FRANCOIS DUHEN, STRATEGIST AT CM-CIC SECURITIES, PARIS
“It will probably help risky assets because the amount is a bit larger than what people were expecting. That should rather be helpful for the equity market, normally it means more money available for cyclicals and it would be positive for banks.
“I would have expected a negative impact on the euro exchange rate, but it’s not so clear because if you believe that risky assets will be in favor, then the euro is seen as a risky asset versus the dollar.
“Now we have it and then people will move on to something else. I don’t think this is significant good news.”
“The ECB LTRO was a touch more than the market had expected, banks desperately needed the funding.
“It could prop up the equity market, but with another round of cheap money unlikely by the ECB I only expect it to be a slow move up.”
“This is in line with our expectations. It may not lead to a boom in equity markets, but also not to a depression. The ECB’s measures are still very supportive for the continuous recovery in economic sentiment, which should eventually lead to an acceleration in growth.”
“The market will probably react positively. The large take up will support those who see it as helping issuance for sovereigns going forward.
“This will increase the level of excess liquidity pretty sharply which is ultimately positive or very positive for risk trades. Italian and Spanish bonds are likely to benefit from this and equity markets as well.”
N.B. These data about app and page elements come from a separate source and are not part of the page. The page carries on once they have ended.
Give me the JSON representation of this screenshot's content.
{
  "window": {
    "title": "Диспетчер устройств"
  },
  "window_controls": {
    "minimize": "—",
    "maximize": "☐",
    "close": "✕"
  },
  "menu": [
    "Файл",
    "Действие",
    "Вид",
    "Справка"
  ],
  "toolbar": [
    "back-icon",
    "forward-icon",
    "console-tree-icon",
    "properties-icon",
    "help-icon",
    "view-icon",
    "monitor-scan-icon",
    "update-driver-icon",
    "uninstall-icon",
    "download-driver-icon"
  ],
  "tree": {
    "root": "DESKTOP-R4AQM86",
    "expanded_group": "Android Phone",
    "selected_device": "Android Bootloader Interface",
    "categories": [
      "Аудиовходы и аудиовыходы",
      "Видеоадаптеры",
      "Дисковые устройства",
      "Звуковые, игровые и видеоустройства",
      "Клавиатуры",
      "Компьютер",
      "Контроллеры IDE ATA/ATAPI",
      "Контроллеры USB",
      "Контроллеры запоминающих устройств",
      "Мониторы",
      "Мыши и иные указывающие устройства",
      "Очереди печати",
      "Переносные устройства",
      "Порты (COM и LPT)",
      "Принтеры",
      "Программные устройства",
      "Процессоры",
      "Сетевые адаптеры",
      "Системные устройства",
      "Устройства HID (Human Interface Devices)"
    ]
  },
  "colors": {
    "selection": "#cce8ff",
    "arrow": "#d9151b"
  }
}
“The rally since the first LTRO has been impressive, sending the FTSE above 5900. Today’s news that long term financing was more than the estimated 500 billion euros has taken the market by surprise and the resistance level of 5956-5966 could well be broken. The key question is what will the banks now do with the money?”